AE Presents: Dr. Alex Ghosh from the University of Illinois at Urbana-Champaign

Alex Ghosh

University of Illinois at Urbana-Champaign

Thursday, November 16 @ 3:30 p.m.
Guggenheim 442

While basic orbit determination is a well understood problem, determining a full solution to the pose estimation and surface feature map of a target resident space object poses a greater challenge. Most orbit determination approaches suppose the use of active radar, frequently from the ground, but when the system making the determination is itself a spacecraft in a nearby orbit, traditional approaches are insufficient. This problem is further complicated when the chase spacecraft performing the determination is only equipped with a passive, monocular sensor such as a camera, rather than active radar or binocular vision. Initially a Rao-Blackwellized Particle Filter was implemented, however this classic approach was not able to converge within the desired timeframe and system observability. A new algorithm was developed which achieves the desired solution by using nonlinear programming applied to bundle adjustments over time, while absorbing core concepts from the simultaneous location and mapping field. An extended Kalman filter is used at long distance to determine the location of the target’s center-of-mass during approach phases while at long ranges. This algorithm is ultimately capable of on-board pose and orbit determination of its target, and has applications for automated spacecraft servicing, and proximity operations at near Earth asteroids.

Dr. Alexander Ghosh is an adjunct research assistant professor at the University of Illinois and a senior scientist at CU Aerospace. Dr. Ghosh received his PhD in Aerospace Engineering in 2013 from the University of Illinois, his Master’s Degree in Aerospace Engineering from University of Illinois in 2009, and his Bachelor’s of Aerospace Engineering from Carleton University in 2007. He is a project manager for the University of Illinois’ Illinisat-2 program, and oversees the systems integration and testing for five upcoming missions, and has been PI for multiple successful research and technology development programs. In 2013, he was selected as a Research Fellow at the Center for Space Nuclear Research.

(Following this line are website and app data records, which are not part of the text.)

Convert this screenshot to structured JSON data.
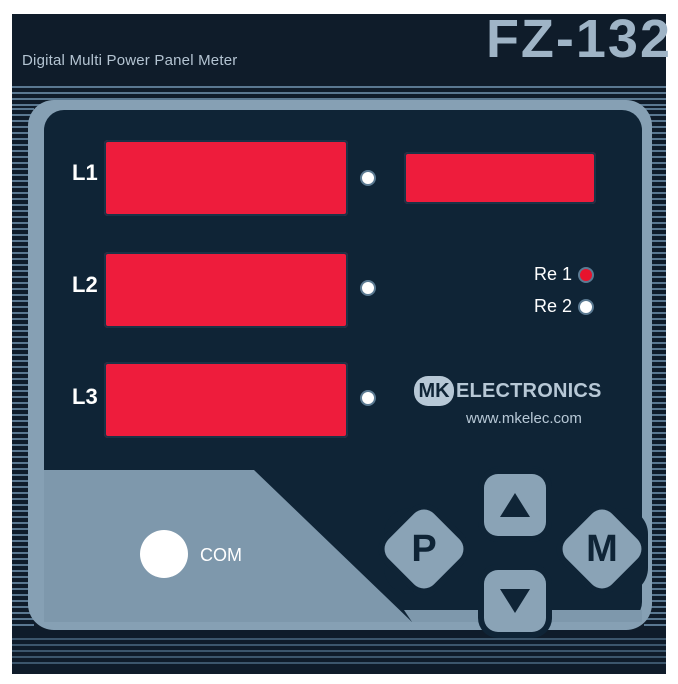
{
  "header": {
    "subtitle": "Digital Multi Power Panel Meter",
    "model": "FZ-132"
  },
  "rows": [
    {
      "label": "L1"
    },
    {
      "label": "L2"
    },
    {
      "label": "L3"
    }
  ],
  "relays": [
    {
      "label": "Re 1",
      "state": "on",
      "color": "#e8132d"
    },
    {
      "label": "Re 2",
      "state": "off",
      "color": "#ffffff"
    }
  ],
  "brand": {
    "badge": "MK",
    "name": "ELECTRONICS",
    "url": "www.mkelec.com"
  },
  "com": {
    "label": "COM"
  },
  "keys": {
    "p_label": "P",
    "m_label": "M",
    "up_icon": "up-arrow-icon",
    "down_icon": "down-arrow-icon"
  },
  "colors": {
    "display_red": "#ee1c3c",
    "panel_dark": "#0f2436",
    "frame_grey": "#86a0b4"
  }
}
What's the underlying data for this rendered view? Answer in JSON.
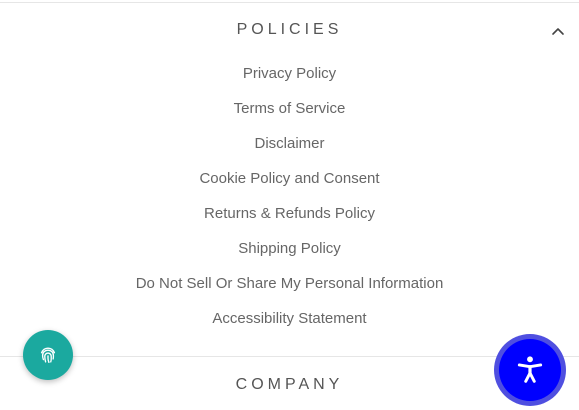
{
  "policies": {
    "title": "POLICIES",
    "links": [
      {
        "label": "Privacy Policy"
      },
      {
        "label": "Terms of Service"
      },
      {
        "label": "Disclaimer"
      },
      {
        "label": "Cookie Policy and Consent"
      },
      {
        "label": "Returns & Refunds Policy"
      },
      {
        "label": "Shipping Policy"
      },
      {
        "label": "Do Not Sell Or Share My Personal Information"
      },
      {
        "label": "Accessibility Statement"
      }
    ]
  },
  "company": {
    "title": "COMPANY"
  },
  "icons": {
    "policies_toggle": "chevron-up-icon",
    "privacy_widget": "fingerprint-icon",
    "accessibility_widget": "accessibility-person-icon"
  },
  "colors": {
    "privacy_widget_bg": "#1ba99f",
    "accessibility_widget_bg": "#0000ff",
    "text": "#666666"
  }
}
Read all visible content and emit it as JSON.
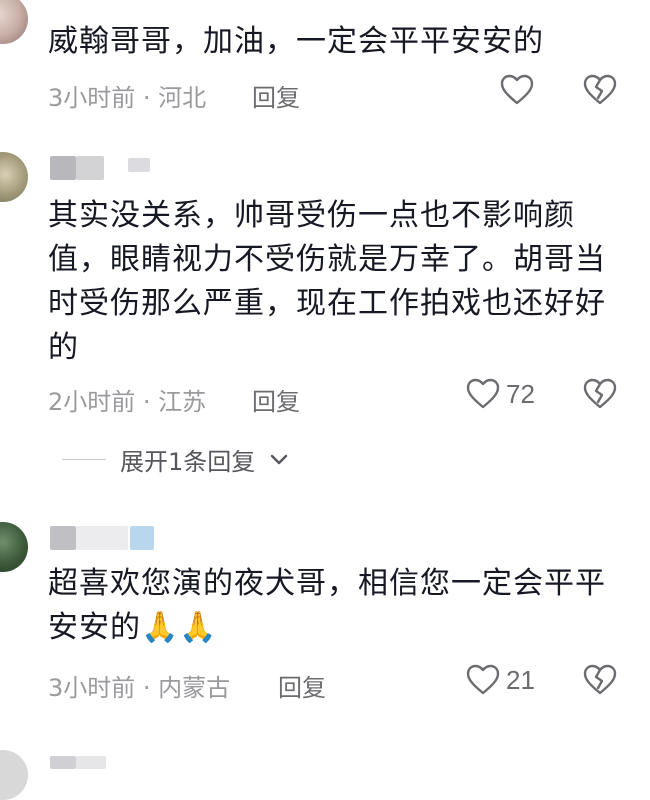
{
  "comments": [
    {
      "text": "威翰哥哥，加油，一定会平平安安的",
      "meta": "3小时前 · 河北",
      "reply_label": "回复",
      "likes": ""
    },
    {
      "text": "其实没关系，帅哥受伤一点也不影响颜值，眼睛视力不受伤就是万幸了。胡哥当时受伤那么严重，现在工作拍戏也还好好的",
      "meta": "2小时前 · 江苏",
      "reply_label": "回复",
      "likes": "72",
      "expand_label": "展开1条回复"
    },
    {
      "text": "超喜欢您演的夜犬哥，相信您一定会平平安安的",
      "emoji": "🙏🙏",
      "meta": "3小时前 · 内蒙古",
      "reply_label": "回复",
      "likes": "21"
    }
  ],
  "icons": {
    "like": "heart-outline-icon",
    "dislike": "broken-heart-icon",
    "expand": "chevron-down-icon"
  },
  "colors": {
    "text": "#161823",
    "meta": "#9a9a9e",
    "icon": "#6b6b70"
  }
}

During the summer of 2008, he attended the International Space University Space Studies program. His research focuses on high fidelity trajectory propagation and applications of parallel processing to numerical optimization and space navigation problems, as well as small satellite systems design.

Event Details


  • Thursday, November 16, 2017
    3:30 pm - 4:30 pm
Location: Guggenheim Building Room 442